Foster youth Aztecs give thanks

by Hannah Beausang

Hannah Beausang, Staff Writer

Since 2009, the Guardian Scholars Thanksgiving dinner has connected foster youth by giving students a sense of family and community.

Students and faculty joined together the Thursday before the break to celebrate Thanksgiving. Smiles filled the room as a full thanksgiving dinner was served, complete with pumpkin pie.

The SDSU Guardian Scholars Program, created in 2007, helps youth who are from the foster care system, wards of the court, under legal guardianship or unaccompanied and homeless. The program is meant to make the transition from high school or community college to SDSU easier.

Students are provided with financial resources, aid, academic, emotional support and with living accommodations. Continuing students in the program have the opportunity to become mentors for new members.

SDSU President Elliot Hirshman spoke at the dinner, highlighting the success of the program and the accomplishments of the students. Guardian Scholar Ora Cooley was the master of ceremonies for the event. Other students spoke throughout the course of the night. In their speeches, the students honored faculty members, shared stories of their achievements at SDSU and discussed what they were thankful for.

Assistant Vice President and Director of the Educational Opportunity Program Dr. Reginald Blaylock, embraced the opportunity to bring students together.

“Many of our students here tonight haven’t had a Thanksgiving dinner,” Blaylock said. “We’re going to celebrate and honor all our students and we want them to feel valued and appreciated.”

During the ceremony, awards are given to recognize those who help support the program. This year, Teresa and Darren Greenhalgh received awards for their contributions to the program.

The Guardian Scholars thanksgiving dinner has been held since 2009.

SociologyjuniorAshleyMelendez and psychology sophomore Tiffany Vargas are appreciative of the opportunity to celebrate with their fellow Guardian Scholars.

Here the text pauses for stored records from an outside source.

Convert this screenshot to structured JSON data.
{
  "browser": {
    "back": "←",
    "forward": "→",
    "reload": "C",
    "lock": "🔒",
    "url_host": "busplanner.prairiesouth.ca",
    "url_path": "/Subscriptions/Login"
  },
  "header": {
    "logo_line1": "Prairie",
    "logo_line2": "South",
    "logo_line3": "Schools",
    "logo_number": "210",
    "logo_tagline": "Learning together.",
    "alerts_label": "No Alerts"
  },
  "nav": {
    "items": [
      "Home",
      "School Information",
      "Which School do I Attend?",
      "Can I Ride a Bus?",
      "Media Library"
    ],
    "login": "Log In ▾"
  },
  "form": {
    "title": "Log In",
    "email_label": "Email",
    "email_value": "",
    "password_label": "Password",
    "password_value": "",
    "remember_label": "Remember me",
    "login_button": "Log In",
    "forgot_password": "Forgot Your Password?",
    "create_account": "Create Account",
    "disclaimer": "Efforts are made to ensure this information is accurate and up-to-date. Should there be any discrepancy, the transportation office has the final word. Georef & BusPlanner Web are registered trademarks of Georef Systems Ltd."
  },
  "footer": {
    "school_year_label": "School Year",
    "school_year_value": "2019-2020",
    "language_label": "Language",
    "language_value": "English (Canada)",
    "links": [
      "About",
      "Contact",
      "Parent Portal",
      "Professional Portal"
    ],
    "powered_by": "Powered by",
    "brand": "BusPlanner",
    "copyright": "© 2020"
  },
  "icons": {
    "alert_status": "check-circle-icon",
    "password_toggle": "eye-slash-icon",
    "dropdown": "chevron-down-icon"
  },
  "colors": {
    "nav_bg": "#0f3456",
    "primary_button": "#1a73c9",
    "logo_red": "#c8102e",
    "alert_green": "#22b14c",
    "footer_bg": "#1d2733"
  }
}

“The best part is that it brings everyone together,” Vargas said. “We reunite and get the chance to be thankful for each other and the support system we have.”